-- Recorded data follows --

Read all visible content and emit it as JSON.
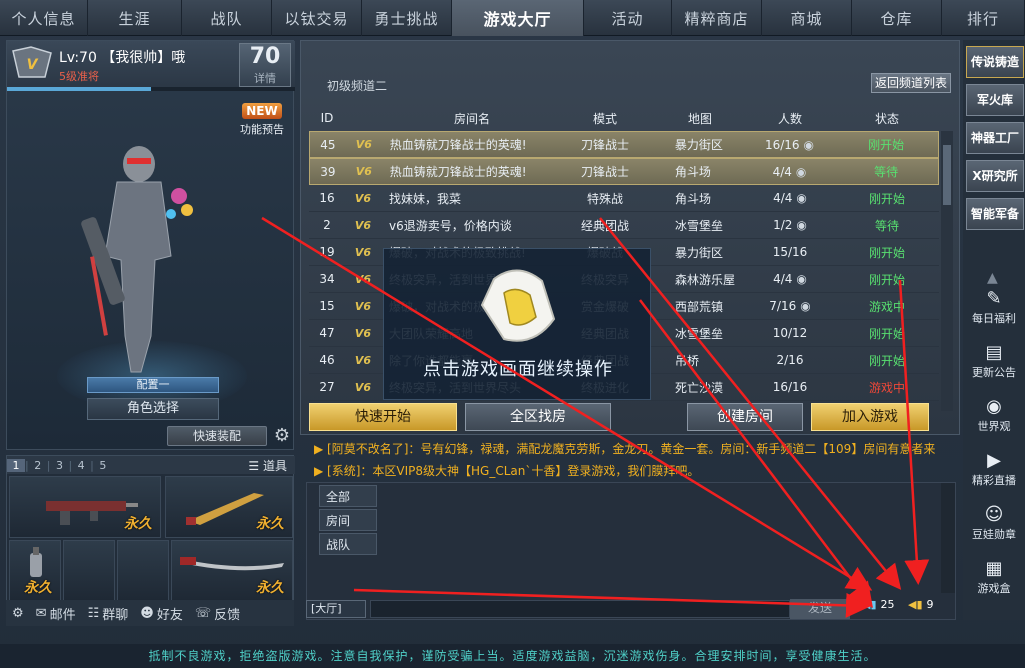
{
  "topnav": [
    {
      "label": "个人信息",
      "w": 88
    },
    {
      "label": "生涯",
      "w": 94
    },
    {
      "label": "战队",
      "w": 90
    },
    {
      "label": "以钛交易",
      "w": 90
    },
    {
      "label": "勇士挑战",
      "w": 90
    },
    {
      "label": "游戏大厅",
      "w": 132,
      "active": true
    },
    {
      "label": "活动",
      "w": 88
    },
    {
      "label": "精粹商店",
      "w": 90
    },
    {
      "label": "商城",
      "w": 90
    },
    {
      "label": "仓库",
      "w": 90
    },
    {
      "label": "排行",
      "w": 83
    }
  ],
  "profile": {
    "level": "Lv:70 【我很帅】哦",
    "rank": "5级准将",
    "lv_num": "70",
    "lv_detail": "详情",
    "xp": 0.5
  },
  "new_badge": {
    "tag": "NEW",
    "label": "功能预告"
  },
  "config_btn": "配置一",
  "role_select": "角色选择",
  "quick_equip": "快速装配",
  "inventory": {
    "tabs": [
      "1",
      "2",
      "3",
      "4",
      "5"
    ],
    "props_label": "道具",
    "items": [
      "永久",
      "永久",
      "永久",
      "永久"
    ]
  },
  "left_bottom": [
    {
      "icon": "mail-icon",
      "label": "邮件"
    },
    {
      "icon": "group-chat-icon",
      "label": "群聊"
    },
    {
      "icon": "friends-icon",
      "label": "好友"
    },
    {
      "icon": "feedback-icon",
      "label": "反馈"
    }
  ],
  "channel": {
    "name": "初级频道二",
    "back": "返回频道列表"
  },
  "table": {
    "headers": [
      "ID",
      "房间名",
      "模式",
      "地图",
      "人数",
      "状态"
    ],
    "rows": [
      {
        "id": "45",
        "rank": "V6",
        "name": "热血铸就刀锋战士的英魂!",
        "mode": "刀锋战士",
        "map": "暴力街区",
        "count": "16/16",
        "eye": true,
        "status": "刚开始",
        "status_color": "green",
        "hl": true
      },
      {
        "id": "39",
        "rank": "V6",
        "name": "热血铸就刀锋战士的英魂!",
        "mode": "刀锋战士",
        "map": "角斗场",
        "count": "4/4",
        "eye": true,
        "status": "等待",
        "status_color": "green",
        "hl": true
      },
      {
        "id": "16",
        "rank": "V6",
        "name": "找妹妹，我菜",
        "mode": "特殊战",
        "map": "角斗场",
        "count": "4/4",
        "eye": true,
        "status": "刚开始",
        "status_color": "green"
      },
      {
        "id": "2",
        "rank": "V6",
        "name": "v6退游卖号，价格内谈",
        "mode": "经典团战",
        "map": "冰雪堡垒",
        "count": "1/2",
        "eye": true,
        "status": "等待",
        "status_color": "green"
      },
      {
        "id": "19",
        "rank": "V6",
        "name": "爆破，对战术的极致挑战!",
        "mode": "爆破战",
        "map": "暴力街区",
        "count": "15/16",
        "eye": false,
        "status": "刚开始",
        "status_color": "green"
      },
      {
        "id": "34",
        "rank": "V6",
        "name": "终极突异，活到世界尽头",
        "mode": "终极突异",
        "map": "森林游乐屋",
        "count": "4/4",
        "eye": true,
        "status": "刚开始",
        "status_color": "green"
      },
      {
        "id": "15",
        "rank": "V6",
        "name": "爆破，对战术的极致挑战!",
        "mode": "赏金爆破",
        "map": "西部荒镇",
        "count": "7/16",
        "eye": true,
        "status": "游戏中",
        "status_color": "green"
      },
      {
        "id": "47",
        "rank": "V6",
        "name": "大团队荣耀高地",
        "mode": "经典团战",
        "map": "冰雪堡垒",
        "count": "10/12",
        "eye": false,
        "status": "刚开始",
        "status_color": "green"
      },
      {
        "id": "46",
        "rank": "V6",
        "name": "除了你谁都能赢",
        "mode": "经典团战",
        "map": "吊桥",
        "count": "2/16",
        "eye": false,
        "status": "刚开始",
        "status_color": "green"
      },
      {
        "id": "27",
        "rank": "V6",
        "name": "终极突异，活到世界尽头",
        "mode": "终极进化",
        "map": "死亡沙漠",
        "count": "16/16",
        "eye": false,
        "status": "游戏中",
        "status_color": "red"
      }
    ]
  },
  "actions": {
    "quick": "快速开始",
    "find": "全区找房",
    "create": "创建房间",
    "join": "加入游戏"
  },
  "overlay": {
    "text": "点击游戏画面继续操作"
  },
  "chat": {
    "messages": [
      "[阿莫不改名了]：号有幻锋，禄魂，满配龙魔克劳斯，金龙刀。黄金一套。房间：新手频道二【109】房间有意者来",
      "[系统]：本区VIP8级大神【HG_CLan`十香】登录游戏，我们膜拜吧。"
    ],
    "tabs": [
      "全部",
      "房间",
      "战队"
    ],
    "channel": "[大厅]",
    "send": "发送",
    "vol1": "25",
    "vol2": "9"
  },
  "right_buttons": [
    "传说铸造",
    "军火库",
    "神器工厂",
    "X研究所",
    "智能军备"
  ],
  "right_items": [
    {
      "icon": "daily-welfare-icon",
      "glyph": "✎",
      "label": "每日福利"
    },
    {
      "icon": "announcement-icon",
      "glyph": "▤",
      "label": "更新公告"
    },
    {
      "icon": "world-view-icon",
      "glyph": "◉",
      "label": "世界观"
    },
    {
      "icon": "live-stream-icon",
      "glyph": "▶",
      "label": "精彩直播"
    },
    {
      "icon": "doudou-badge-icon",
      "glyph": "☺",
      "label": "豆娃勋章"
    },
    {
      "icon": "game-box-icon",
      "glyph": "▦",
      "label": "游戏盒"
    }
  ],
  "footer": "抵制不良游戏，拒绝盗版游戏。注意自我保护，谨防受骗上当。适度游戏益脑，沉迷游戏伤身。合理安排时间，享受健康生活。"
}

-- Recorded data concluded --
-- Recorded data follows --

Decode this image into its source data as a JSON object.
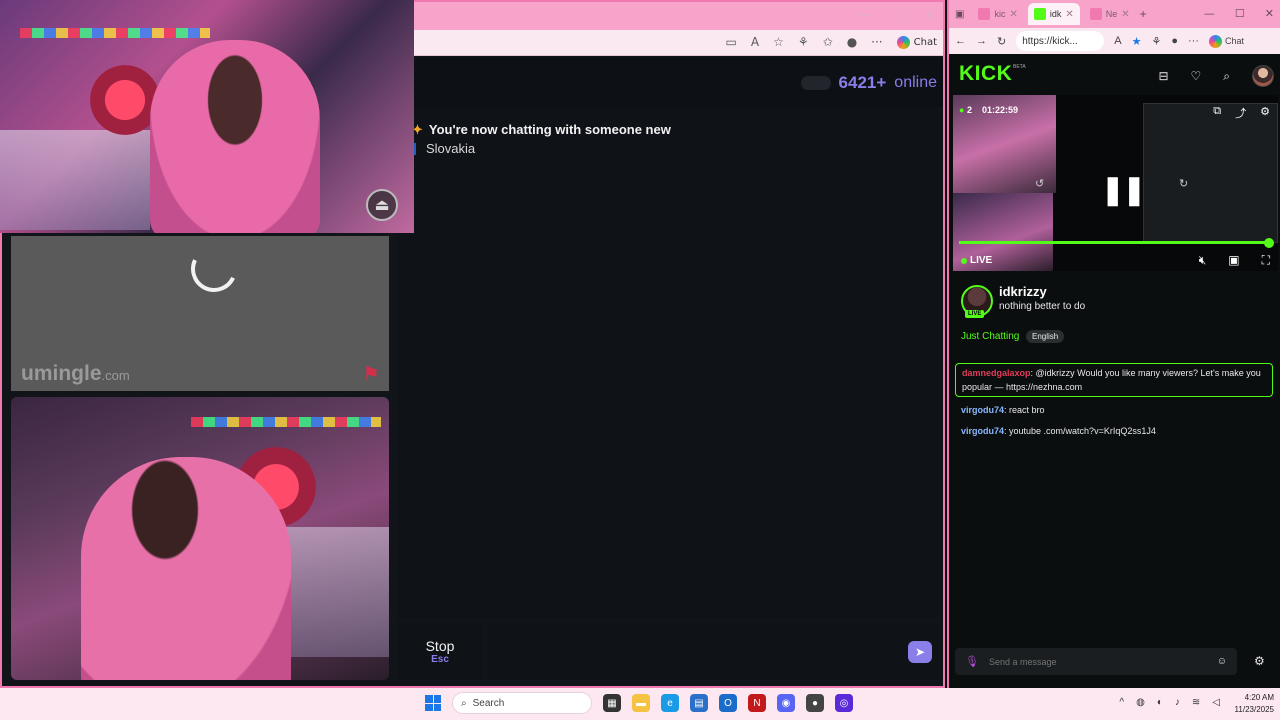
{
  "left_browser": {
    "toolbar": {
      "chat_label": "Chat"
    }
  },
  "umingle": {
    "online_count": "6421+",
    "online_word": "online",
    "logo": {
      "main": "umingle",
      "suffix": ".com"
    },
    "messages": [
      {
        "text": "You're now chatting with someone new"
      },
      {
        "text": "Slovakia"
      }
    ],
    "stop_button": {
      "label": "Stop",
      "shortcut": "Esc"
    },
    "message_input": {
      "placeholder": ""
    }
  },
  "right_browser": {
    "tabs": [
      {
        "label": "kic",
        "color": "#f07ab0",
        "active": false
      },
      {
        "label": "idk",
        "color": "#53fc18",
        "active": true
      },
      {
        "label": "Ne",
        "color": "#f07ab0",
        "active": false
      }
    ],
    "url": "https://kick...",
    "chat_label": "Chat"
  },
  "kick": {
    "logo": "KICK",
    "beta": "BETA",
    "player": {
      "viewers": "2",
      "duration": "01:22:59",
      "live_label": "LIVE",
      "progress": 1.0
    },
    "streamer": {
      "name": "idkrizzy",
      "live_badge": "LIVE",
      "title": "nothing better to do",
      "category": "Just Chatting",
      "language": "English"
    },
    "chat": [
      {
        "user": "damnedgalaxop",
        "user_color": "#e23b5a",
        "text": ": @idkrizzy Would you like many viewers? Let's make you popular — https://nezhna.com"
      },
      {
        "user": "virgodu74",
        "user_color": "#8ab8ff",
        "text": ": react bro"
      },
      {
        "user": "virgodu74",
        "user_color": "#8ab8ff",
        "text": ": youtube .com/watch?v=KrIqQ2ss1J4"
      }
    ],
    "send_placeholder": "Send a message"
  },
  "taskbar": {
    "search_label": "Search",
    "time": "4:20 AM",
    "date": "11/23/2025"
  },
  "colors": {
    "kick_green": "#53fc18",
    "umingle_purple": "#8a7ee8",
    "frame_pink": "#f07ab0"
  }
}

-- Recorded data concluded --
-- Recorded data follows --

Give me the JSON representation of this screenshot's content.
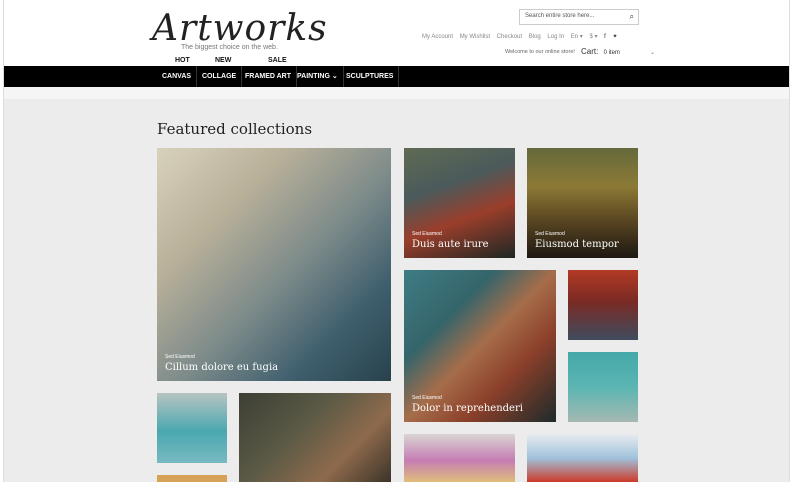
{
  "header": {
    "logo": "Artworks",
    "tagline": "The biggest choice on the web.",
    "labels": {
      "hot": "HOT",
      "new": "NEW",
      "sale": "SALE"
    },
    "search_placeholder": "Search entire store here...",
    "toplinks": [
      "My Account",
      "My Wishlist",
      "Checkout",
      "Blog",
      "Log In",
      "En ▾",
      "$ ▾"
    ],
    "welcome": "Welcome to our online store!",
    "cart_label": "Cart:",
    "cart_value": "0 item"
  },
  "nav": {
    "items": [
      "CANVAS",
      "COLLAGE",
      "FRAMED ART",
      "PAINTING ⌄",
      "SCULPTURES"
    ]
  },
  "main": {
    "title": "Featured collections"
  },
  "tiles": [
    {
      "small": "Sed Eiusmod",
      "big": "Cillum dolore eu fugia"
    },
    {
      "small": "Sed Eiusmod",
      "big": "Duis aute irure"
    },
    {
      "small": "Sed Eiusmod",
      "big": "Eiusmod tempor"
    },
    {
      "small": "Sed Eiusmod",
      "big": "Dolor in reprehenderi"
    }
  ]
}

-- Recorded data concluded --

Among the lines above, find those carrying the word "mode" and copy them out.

        "mode": "刀锋战士",
        "mode": "刀锋战士",
        "mode": "特殊战",
        "mode": "经典团战",
        "mode": "爆破战",
        "mode": "终极突异",
        "mode": "赏金爆破",
        "mode": "经典团战",
        "mode": "经典团战",
        "mode": "终极进化",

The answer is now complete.